[Element data from apps and pages]
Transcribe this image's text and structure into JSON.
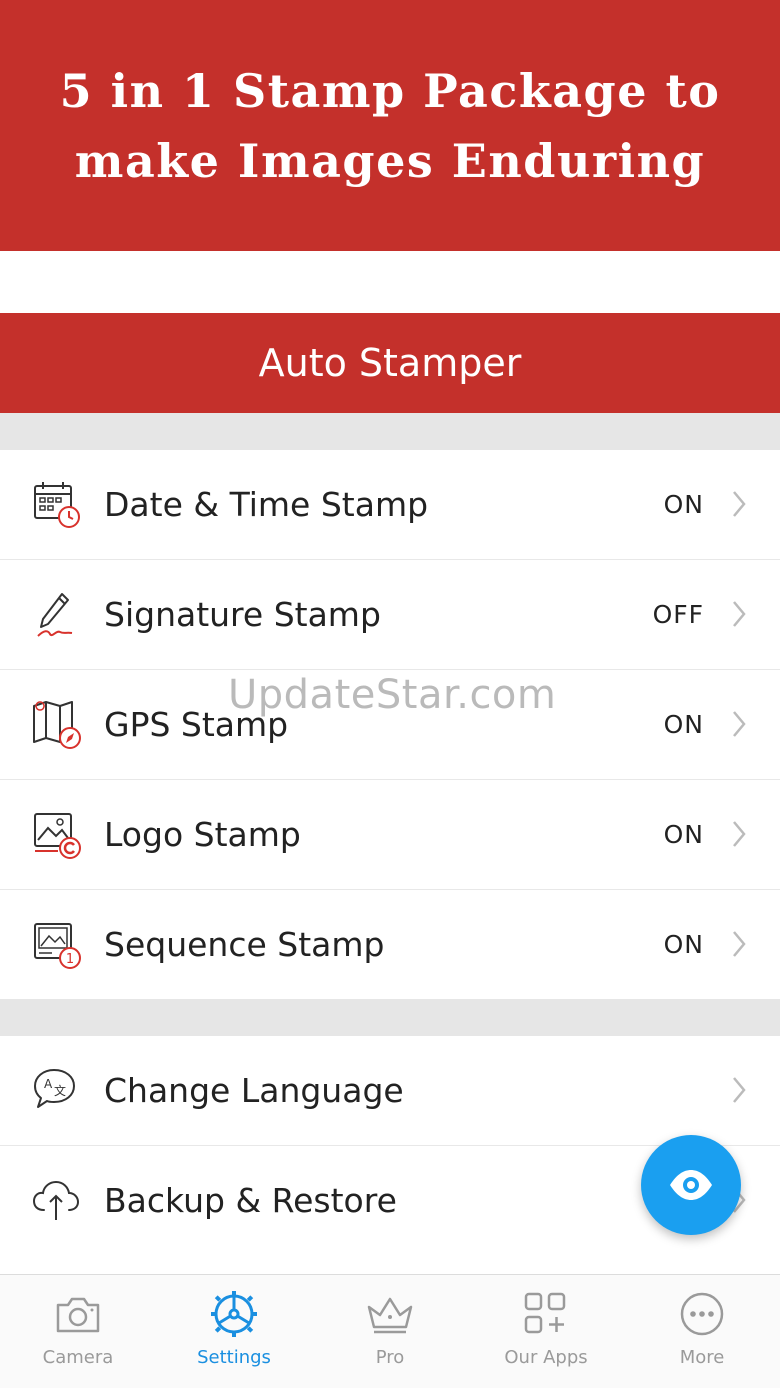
{
  "banner": {
    "line1": "5 in 1 Stamp Package to",
    "line2": "make Images Enduring"
  },
  "header": {
    "title": "Auto Stamper"
  },
  "stamps": [
    {
      "label": "Date & Time Stamp",
      "value": "ON",
      "icon": "calendar-clock-icon"
    },
    {
      "label": "Signature Stamp",
      "value": "OFF",
      "icon": "pen-signature-icon"
    },
    {
      "label": "GPS Stamp",
      "value": "ON",
      "icon": "map-compass-icon"
    },
    {
      "label": "Logo Stamp",
      "value": "ON",
      "icon": "image-copyright-icon"
    },
    {
      "label": "Sequence Stamp",
      "value": "ON",
      "icon": "image-number-icon"
    }
  ],
  "settings": [
    {
      "label": "Change Language",
      "icon": "translate-icon"
    },
    {
      "label": "Backup & Restore",
      "icon": "cloud-upload-icon"
    }
  ],
  "watermark": "UpdateStar.com",
  "fab": {
    "icon": "eye-icon"
  },
  "tabs": [
    {
      "label": "Camera",
      "icon": "camera-icon",
      "active": false
    },
    {
      "label": "Settings",
      "icon": "settings-wheel-icon",
      "active": true
    },
    {
      "label": "Pro",
      "icon": "crown-icon",
      "active": false
    },
    {
      "label": "Our Apps",
      "icon": "apps-grid-icon",
      "active": false
    },
    {
      "label": "More",
      "icon": "more-dots-icon",
      "active": false
    }
  ],
  "colors": {
    "brand_red": "#c4302b",
    "accent_blue": "#1a9ff0",
    "icon_red": "#d8322c"
  }
}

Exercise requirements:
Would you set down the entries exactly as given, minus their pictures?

Answer space:
Transcribe this image's text and structure into JSON.
{
  "banner": {
    "line1": "5 in 1 Stamp Package to",
    "line2": "make Images Enduring"
  },
  "header": {
    "title": "Auto Stamper"
  },
  "stamps": [
    {
      "label": "Date & Time Stamp",
      "value": "ON",
      "icon": "calendar-clock-icon"
    },
    {
      "label": "Signature Stamp",
      "value": "OFF",
      "icon": "pen-signature-icon"
    },
    {
      "label": "GPS Stamp",
      "value": "ON",
      "icon": "map-compass-icon"
    },
    {
      "label": "Logo Stamp",
      "value": "ON",
      "icon": "image-copyright-icon"
    },
    {
      "label": "Sequence Stamp",
      "value": "ON",
      "icon": "image-number-icon"
    }
  ],
  "settings": [
    {
      "label": "Change Language",
      "icon": "translate-icon"
    },
    {
      "label": "Backup & Restore",
      "icon": "cloud-upload-icon"
    }
  ],
  "watermark": "UpdateStar.com",
  "fab": {
    "icon": "eye-icon"
  },
  "tabs": [
    {
      "label": "Camera",
      "icon": "camera-icon",
      "active": false
    },
    {
      "label": "Settings",
      "icon": "settings-wheel-icon",
      "active": true
    },
    {
      "label": "Pro",
      "icon": "crown-icon",
      "active": false
    },
    {
      "label": "Our Apps",
      "icon": "apps-grid-icon",
      "active": false
    },
    {
      "label": "More",
      "icon": "more-dots-icon",
      "active": false
    }
  ],
  "colors": {
    "brand_red": "#c4302b",
    "accent_blue": "#1a9ff0",
    "icon_red": "#d8322c"
  }
}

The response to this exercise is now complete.